Nurses and Health Professionals

There are several hospitals in the United States that are experiencing immense shortages of registered nurses, emergency nurses and other health care professionals. There is approximately a whooping 80 to 85 percent of American hospitals mention shortage while 15 percent expresses concern about the severe shortage they are experiencing.

According to the United States Department of Health and Human Services, United States will need 2.8 million nurses. This estimated demand will be a million more than the projected supply of nurses. U.S. is not quickly replacing nurses at the same phase they are leaving the profession.

Currently, the average age of nurses working in America is 45 years old. By year 2010, and estimated 40 percent of all the working registered nurses will be more than 50 years old. Between 2010 and 2020, the largest group of registered nurses in the United States labor force will be between 50 to 60 years old. By this time, the nursing shortage would be exceeding 36 percent.

What’s happening to United Case is not an isolated case. Several countries are already reporting similar problem. In Ontario, Canada (Toronto Star) lost 14,000 of its 81,000 nurses due to retirement last 2004. While as early as December 2000, the World Health Organization already reported that Poland was graduating more than 10,000 nurses annually. But the figure dropped to 3,000. In Chile, out of 18,000 nurses in the country, only 8,000 are working in the field.

So what are the steps being done by the United States government to address this problem?

In April 2008 a bill was proposed in the United States House of Representatives by Congressman Robert Wexler from Florida and co-sponsored by Representative James Sensenbrenner (R-WI). This bill is called F.R. 5924 of The Emergency Nursing Supply Relief Act. As of the day, this bill has currently 11 co-sponsors.

Basically, this bill will allow additional visas to be set- aside for foreign trained nurses and physical therapists. The H.R. 5924 would save 20,000 employment based visas in each of the next three years for foreign trained registered nurses and physical therapists.

This bill will also provide funds to help U.S. nursing schools expand the domestic supply of nurses by coming from the $1,500 fee for those who would be applying for the visa. This would also establish a three-year pilot program aimed in keeping U.S. nurses in the workforce.

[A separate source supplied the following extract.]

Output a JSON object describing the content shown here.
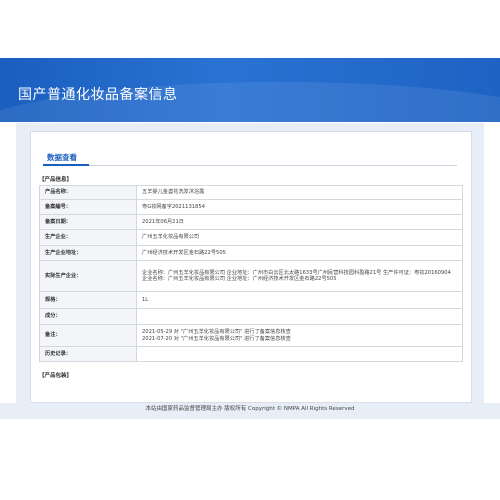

Immigrant visa applicants will need to attest that they do not owe their country of residence a financial obligation that was incurred for their education so that they would remain in that country. Both the American Hospitals Association (AHA) and the American Society for Healthcare Human Resources Administration support expressed their support for the bill.

Due to visa retrogression, a lot of foreign professionals who are interested in working in the United States are turned down. The U.S. government makes only a certain number of immigrant visas (green card) available each year and these are allocated among the various immigrant visa categories.

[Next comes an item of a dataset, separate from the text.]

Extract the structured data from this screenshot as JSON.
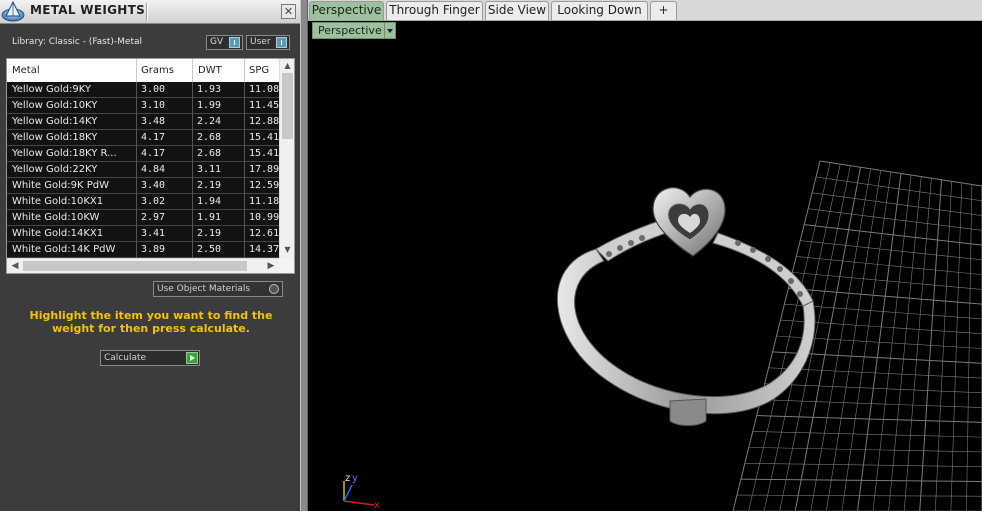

Recently, there are more immigrants approved for employment-based immigrant visas and has run out of visa numbers causing temporary backlog or retrogression. The U.S. has a waiting list for employment-based visas for nurses, and its nurse education programs turned away more than 150,000 qualified applicants last year due to lack of faculty and clinical space.

With the H.R 5924., it aims that the nursing shortages will be resolved. With this bill, the visa retrogression could be lift for nurses and physical therapists who have applied prior to September 30, 2011. Hopefully, we’ll see more therapists, nurses, E.R. attendants and nurses, and other health professionals taking care of the nation.